    ABSTRACT: We have studied a three-drug combination with cyclophosphamide, bortezomib and dexamethasone (CyBorD) on a 28-day cycle in the treatment of newly diagnosed multiple myeloma (MM) patients to assess response and toxicity. The primary endpoint of response was evaluated after four cycles. Thirty-three newly diagnosed, symptomatic patients with MM received bortezomib 1.3 mg/m(2) intravenously on days 1, 4, 8 and 11, cyclophosphamide 300 mg/m(2) orally on days 1, 8, 15 and 22 and dexamethasone 40 mg orally on days 1-4, 9-12 and 17-20 on a 28-day cycle for four cycles. Responses were rapid with a mean 80% decline in the sentinel monoclonal protein at the end of two cycles. The overall intent to treat response rate (>or= partial response) was 88%, with 61% of very good partial response or better (>or=VGPR) and 39% of complete/near complete response (CR/nCR). For the 28 patients who completed all four cycles of therapy, the CR/nCR rate was 46% and VGPR rate was 71%. All patients undergoing stem cell harvest had a successful collection. Twenty-three patients underwent stem cell transplantation (SCT) and are evaluable through day 100 with CR/nCR documented in 70% and >or=VGPR in 74%. In conclusion, CyBorD produces a rapid and profound response in patients with newly diagnosed MM with manageable toxicity.

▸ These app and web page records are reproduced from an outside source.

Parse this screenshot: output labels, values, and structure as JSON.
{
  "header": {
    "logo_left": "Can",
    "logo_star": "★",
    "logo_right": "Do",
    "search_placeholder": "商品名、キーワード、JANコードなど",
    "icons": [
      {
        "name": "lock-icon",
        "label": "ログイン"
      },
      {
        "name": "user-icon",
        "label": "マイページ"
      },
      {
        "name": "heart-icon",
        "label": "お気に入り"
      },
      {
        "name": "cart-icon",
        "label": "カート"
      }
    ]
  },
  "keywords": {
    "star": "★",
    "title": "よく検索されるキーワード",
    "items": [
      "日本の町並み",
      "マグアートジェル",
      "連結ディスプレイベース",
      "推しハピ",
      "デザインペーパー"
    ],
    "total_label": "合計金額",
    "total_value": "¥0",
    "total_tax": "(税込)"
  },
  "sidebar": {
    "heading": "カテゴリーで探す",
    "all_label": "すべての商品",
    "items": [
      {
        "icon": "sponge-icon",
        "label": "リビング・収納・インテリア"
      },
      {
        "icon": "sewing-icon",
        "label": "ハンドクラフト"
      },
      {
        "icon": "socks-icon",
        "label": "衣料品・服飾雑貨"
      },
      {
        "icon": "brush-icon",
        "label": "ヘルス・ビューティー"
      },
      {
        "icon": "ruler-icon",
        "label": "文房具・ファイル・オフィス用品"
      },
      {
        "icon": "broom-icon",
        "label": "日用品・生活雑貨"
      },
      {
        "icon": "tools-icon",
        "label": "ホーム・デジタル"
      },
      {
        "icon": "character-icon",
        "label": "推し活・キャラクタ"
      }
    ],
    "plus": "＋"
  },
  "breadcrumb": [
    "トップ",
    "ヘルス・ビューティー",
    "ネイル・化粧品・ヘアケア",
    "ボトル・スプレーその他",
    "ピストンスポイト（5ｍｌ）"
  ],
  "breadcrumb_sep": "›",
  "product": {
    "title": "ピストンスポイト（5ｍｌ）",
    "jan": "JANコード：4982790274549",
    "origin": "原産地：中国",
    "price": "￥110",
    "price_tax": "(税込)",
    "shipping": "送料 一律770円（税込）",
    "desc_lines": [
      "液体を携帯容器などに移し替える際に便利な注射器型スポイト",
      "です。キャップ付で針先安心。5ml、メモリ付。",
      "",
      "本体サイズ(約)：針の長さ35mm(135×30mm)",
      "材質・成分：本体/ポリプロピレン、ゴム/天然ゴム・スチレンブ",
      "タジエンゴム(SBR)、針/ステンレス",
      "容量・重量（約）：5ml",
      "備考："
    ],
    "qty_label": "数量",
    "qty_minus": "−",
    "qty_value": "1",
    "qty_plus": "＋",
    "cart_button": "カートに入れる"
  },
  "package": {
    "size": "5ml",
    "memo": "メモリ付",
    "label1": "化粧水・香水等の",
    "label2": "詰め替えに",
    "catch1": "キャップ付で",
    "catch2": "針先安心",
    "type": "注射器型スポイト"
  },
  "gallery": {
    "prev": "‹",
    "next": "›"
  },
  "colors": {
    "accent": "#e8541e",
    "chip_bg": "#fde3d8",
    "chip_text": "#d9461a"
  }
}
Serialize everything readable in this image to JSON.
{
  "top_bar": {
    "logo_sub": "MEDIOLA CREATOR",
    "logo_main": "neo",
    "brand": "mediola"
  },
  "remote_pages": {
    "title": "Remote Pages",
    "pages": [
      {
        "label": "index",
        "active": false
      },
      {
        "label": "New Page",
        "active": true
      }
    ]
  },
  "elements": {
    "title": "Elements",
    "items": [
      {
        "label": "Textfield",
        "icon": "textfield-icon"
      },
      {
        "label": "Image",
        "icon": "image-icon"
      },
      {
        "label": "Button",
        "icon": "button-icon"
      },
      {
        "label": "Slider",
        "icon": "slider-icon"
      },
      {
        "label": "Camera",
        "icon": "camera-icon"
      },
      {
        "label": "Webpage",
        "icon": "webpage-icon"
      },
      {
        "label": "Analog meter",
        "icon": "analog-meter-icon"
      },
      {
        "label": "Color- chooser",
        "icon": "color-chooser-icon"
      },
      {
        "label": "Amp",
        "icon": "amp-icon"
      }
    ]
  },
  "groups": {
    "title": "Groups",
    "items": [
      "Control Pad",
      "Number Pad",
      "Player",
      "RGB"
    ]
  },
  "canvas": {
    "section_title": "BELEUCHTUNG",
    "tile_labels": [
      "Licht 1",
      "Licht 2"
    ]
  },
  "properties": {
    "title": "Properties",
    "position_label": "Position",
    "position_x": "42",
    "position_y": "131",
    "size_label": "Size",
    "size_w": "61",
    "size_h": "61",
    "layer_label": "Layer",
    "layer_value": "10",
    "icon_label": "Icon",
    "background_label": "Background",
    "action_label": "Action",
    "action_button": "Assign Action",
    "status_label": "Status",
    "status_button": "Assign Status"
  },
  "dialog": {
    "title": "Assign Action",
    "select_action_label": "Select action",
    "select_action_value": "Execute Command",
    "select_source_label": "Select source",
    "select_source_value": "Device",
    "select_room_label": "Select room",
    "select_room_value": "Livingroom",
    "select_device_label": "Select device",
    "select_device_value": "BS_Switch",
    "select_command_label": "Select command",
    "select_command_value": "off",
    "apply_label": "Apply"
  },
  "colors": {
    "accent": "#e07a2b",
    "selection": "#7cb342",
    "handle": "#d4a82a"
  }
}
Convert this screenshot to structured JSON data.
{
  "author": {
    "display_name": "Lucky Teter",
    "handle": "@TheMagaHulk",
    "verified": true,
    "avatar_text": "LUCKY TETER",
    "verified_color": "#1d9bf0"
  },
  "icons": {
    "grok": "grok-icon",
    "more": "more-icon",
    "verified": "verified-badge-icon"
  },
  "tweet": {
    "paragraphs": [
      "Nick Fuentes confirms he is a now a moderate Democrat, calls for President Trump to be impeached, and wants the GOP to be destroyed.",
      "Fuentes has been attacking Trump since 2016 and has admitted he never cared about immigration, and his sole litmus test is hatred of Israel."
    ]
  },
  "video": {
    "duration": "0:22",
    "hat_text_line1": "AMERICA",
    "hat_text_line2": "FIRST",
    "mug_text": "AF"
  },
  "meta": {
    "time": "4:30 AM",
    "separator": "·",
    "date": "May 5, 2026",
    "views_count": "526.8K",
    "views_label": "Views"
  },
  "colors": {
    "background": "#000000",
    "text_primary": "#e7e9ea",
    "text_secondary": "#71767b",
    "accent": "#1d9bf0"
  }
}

    Leukemia: official journal of the Leukemia Society of America, Leukemia Research Fund, U.K 02/2009; 23(7):1337-41. DOI:10.1038/leu.2009.26 · 10.43 Impact Factor
  • Source
    • "HEAVILY PRETREATED PATIENTS HAVE A LOWER PBSC YIELD Many studies proved that prior radiotherapy and chemotherapy with alkylating agents (melphalan, carmustine) adversely affect mobilization (Watts et al, 1997; Clark & Brammer, 1998; Ketterer et al, 1998; Marit et al, 1998; Russell et al, 1998; Perea et al, 2001). Melphalan is particularly stem-cell toxic and even a low dose given orally before mobilization results in reduced CD34 + cell mobilization (Tricot et al, 1995; Prince et al, 1996; Demirer et al, 1997; Goldschmidt et al, 1997; Boccadoro et al, 2002). Fludarabine pretreatment was proven in several studies to be associated with poor PBSC mobilization (e.g. "

    British Journal of Haematology 08/2003; 122(3):360-375. DOI:10.1046/j.1365-2141.2003.04483.x · 4.71 Impact Factor
Show more